In numerous African cultures, initiation constitutes a key stage in the life of each individual and of the community. In Western Africa, this apprenticeship is known as Poro.
Around every seven years, the start of the initiation is announced by the appearance of costumed and masked people within the village.
The initiation includes a period of seclusion in a secret place at the heart of the forest. The young people are removed from their family environment and taken to a sacred place.
At the end of the initiation, a mask devours the children, engulfing them in its mouth. When it spits them out, the scarifications indicate that they become adults.
Several componants - animal fur, metal - may be added to the wood to decorate and reinforce the power of the mask.
This is the best known of the Toma masks. The lack of mouth is it is intrinsically linked to secrecy
Bakorogui masks indicate the presence of the ancestors in a generic manner.

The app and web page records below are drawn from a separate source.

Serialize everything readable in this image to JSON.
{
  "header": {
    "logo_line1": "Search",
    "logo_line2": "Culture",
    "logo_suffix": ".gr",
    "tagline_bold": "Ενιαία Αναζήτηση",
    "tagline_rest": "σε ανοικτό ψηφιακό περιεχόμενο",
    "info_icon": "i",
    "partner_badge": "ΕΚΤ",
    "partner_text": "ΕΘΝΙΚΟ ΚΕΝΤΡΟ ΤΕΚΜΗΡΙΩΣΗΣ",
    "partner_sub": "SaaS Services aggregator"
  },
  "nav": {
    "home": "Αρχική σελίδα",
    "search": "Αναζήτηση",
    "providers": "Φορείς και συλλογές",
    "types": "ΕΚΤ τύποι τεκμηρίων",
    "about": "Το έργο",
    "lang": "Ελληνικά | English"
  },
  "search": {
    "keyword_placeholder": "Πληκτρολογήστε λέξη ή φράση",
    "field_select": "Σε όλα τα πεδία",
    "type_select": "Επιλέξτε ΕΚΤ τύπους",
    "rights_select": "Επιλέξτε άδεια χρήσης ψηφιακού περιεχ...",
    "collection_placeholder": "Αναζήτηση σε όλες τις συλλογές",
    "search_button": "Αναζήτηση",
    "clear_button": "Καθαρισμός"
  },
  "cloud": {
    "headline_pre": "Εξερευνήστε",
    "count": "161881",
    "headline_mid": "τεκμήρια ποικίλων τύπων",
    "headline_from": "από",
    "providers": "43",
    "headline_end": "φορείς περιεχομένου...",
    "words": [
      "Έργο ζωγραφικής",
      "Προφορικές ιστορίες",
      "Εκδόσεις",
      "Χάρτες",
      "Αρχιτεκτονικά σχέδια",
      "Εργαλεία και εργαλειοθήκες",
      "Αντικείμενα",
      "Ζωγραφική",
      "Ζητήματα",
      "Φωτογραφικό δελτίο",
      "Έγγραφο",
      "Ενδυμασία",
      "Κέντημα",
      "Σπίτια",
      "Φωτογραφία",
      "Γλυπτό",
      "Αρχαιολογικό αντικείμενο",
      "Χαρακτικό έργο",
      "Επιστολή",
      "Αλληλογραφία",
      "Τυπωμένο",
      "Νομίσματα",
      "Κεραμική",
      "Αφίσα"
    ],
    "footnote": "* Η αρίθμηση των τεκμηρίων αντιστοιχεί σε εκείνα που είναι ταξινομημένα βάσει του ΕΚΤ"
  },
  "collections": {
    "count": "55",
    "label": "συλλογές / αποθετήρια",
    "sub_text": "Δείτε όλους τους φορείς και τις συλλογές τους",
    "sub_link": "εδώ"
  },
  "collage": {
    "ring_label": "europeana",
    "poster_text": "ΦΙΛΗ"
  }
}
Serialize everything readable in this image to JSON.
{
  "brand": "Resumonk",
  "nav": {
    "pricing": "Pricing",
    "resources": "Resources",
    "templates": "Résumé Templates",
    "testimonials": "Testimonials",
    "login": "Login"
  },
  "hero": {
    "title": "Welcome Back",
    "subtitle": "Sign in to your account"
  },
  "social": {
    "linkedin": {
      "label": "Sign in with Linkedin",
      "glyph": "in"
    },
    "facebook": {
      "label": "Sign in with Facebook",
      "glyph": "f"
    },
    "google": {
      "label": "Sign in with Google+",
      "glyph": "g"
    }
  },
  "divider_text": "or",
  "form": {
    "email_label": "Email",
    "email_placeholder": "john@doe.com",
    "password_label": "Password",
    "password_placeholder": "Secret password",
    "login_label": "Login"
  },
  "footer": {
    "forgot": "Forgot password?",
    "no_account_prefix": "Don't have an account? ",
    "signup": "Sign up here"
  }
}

The creased or lowered eyes are considered as a sign of beauty and discretion.The open mouth indicates that, the mask may speak during its appearances.
Production—Hélène Fulgence, Directrice du développement culturel du musée du quai Branly